DALLAS (AP)—From being overconfident, to underestimating the spike in intensity, to just plain being flat, the Dallas Mavericks had plenty of theories why they opened the playoffs with one of their worst performances all season.
Few had much to do with the Houston Rockets.
Sure, the Mavs offered the typical lines about “having to give them credit” and were still shaking their heads at some of the shots Tracy McGrady made in Houston’s 98-86 victory in Game 1 of the Western Conference series on Saturday.
But after watching the game film Sunday, Dallas players came away focused more on what they did wrong than what the Rockets did right.
“We looked like a team that hadn’t won in a month,” said Mavs star Dirk Nowitzki, who had more turnovers (six) than baskets (five). “We were nervous. I know I was tense. Maybe I put too much pressure on myself.

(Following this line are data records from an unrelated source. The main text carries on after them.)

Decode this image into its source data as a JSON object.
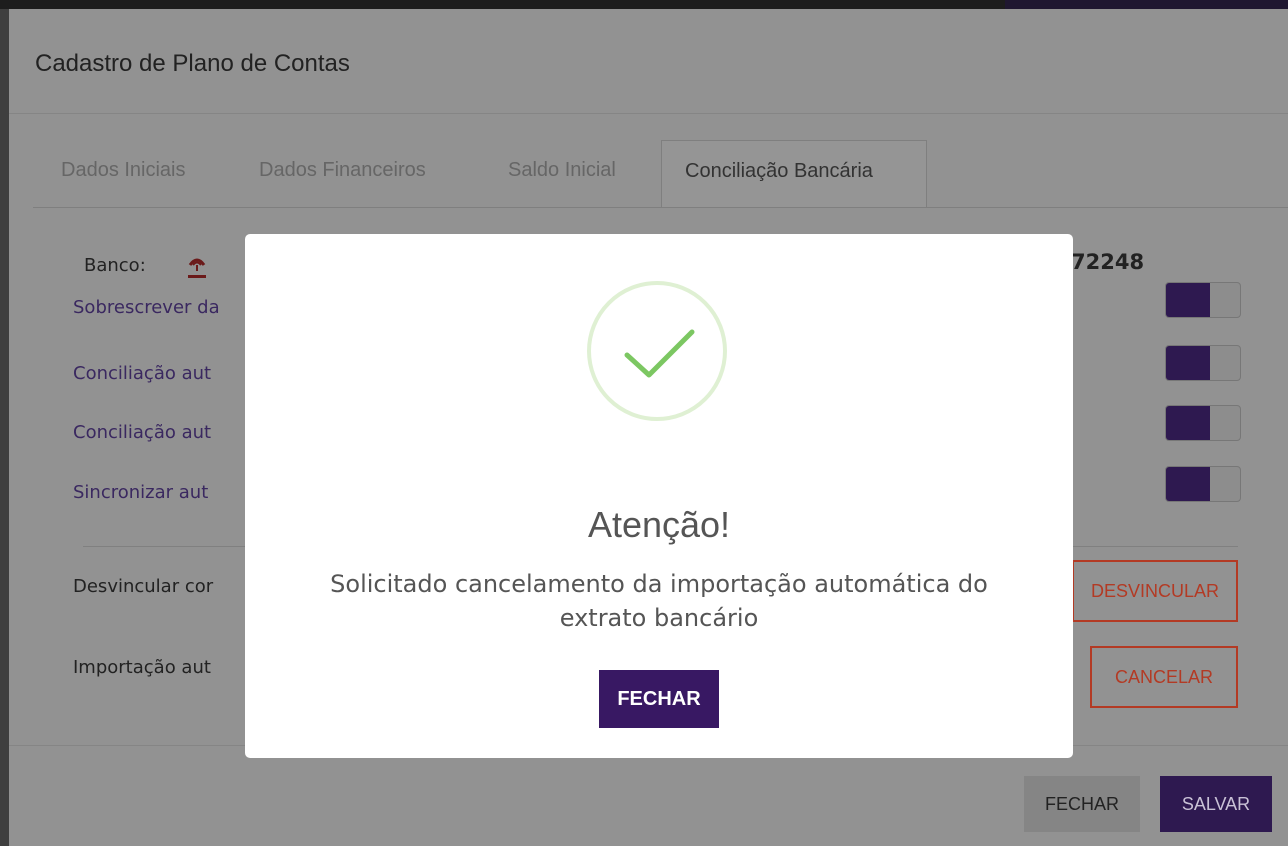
{
  "dialog": {
    "title": "Cadastro de Plano de Contas",
    "tabs": [
      {
        "label": "Dados Iniciais"
      },
      {
        "label": "Dados Financeiros"
      },
      {
        "label": "Saldo Inicial"
      },
      {
        "label": "Conciliação Bancária"
      }
    ],
    "banco_label": "Banco:",
    "bank_number_partial": "72248",
    "options": [
      {
        "label": "Sobrescrever da",
        "enabled": true
      },
      {
        "label": "Conciliação aut",
        "enabled": true
      },
      {
        "label": "Conciliação aut",
        "enabled": true
      },
      {
        "label": "Sincronizar aut",
        "enabled": true
      }
    ],
    "desvincular_label": "Desvincular cor",
    "desvincular_button": "DESVINCULAR",
    "importacao_label": "Importação aut",
    "cancelar_button": "CANCELAR",
    "footer": {
      "close_label": "FECHAR",
      "save_label": "SALVAR"
    }
  },
  "modal": {
    "title": "Atenção!",
    "message": "Solicitado cancelamento da importação automática do extrato bancário",
    "button_label": "FECHAR",
    "icon": "success-check-icon",
    "accent_color": "#381863"
  },
  "colors": {
    "brand_purple": "#381863",
    "danger_red": "#b33a24",
    "success_green": "#7cc762"
  }
}
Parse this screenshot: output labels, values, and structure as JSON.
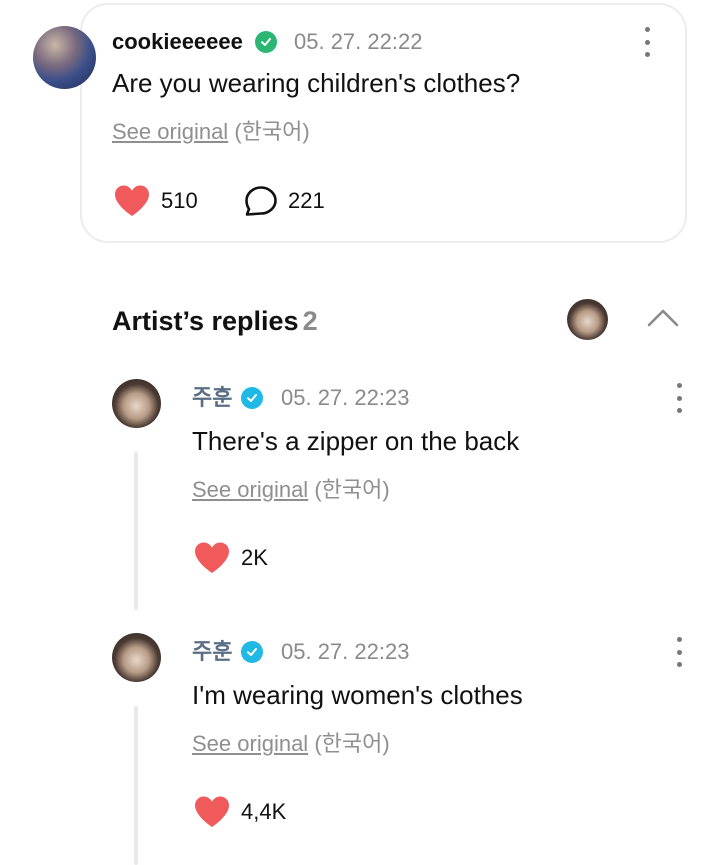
{
  "post": {
    "username": "cookieeeeee",
    "timestamp": "05. 27. 22:22",
    "text": "Are you wearing children's clothes?",
    "see_original": "See original",
    "language": "(한국어)",
    "likes": "510",
    "comments": "221",
    "verified_badge_color": "#2bb673",
    "icons": {
      "like": "heart-icon",
      "comment": "comment-bubble-icon",
      "more": "more-vertical-icon"
    }
  },
  "replies_section": {
    "title": "Artist’s replies",
    "count": "2",
    "toggle_icon": "chevron-up-icon"
  },
  "replies": [
    {
      "name": "주훈",
      "timestamp": "05. 27. 22:23",
      "text": "There's a zipper on the back",
      "see_original": "See original",
      "language": "(한국어)",
      "likes": "2K",
      "verified_badge_color": "#20b8e5"
    },
    {
      "name": "주훈",
      "timestamp": "05. 27. 22:23",
      "text": "I'm wearing women's clothes",
      "see_original": "See original",
      "language": "(한국어)",
      "likes": "4,4K",
      "verified_badge_color": "#20b8e5"
    }
  ],
  "colors": {
    "heart": "#f05a5a",
    "muted_text": "#8a8a8a",
    "artist_name": "#5a6f86"
  }
}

“We went in with a regular-season attitude, not knowing that we had to pick our games up a notch,” added Michael Finley.
“We just didn’t have it,” point guard Jason Terry said.
For coach Avery Johnson, it was a reminder that his job is tougher than he’d made it look in the five weeks since he’d replaced Don Nelson. The Mavs had won 16 of his first 18 games and hadn’t lost at home. They went into the playoffs on a nine-game winning streak and a nine-game home winning streak. Heck, they were even 7-0 in Game 1s at home in franchise history.
“I think we got sucked into reading too many headlines about how good we are,” Johnson said, adding that he saw signs of overconfidence during a pre-game shootaround. “We haven’t even won a playoff game together, but we were supposed to be a team that was going to whip people and think everybody was going to lay down for us. It doesn’t work that way.”
The word all the Mavericks used was “energy.” Houston had it and Dallas didn’t. That’s why the Rockets zoomed ahead by 19 early in the second quarter and it’s why they were able to quickly rebuild their lead after the Mavs got within four early in the fourth quarter.
The Rockets came away with their eighth straight win and the comfort of knowing they’re going home with no worse than a split. Win Game 2 on Monday night and Houston would really be headed home with momentum.
Of course, coach Jeff Van Gundy won’t allow his team to think that way. And he’ll probably try hiding the historical quirk about the Rockets winning 17 of 18 playoff series in franchise history when they win the opener.
Instead, he’ll remind his team that after opening a 39-20 lead, they missed 10 of their 12 shots going into halftime. He can also note that because they relied on so many outside shots, they got to the foul line just 20 times; Dallas took 42 free throws.
Then there are the traditional coaching concerns—expecting Nowitzki to bounce back and wondering how the Mavericks will defend McGrady differently, although it might not matter if he’s as locked in as he was in the opener.
“We need to be humble and learn from our mistakes,” Van Gundy said. “We know the adjustment cliche is overdone in this game. It’s usually an adjustment of intensity, urgency and will. Because of their speed advantage, we’ve got to be the more willful, urgent team.”
One way the game might change is around the rim. When Houston put four smaller players around their big man, Dallas rarely attacked the lane. Nowitzki was especially critical of his failure to exploit his size advantage.
Mavs center Erick Dampier also could be more aggressive. He made 2 of 3 shots in the first quarter, then didn’t try another until early in the fourth, when he missed two straight tip-ins. He finished with seven points and seven rebounds in 25 minutes.
Then again, the Rockets can expect more from their starting center, too. Yao Ming was in foul trouble from the start and played just 20 minutes.
“I can do a better job,” said Yao, who had 11 points and eight rebounds. “Some of those fouls I didn’t need to commit.”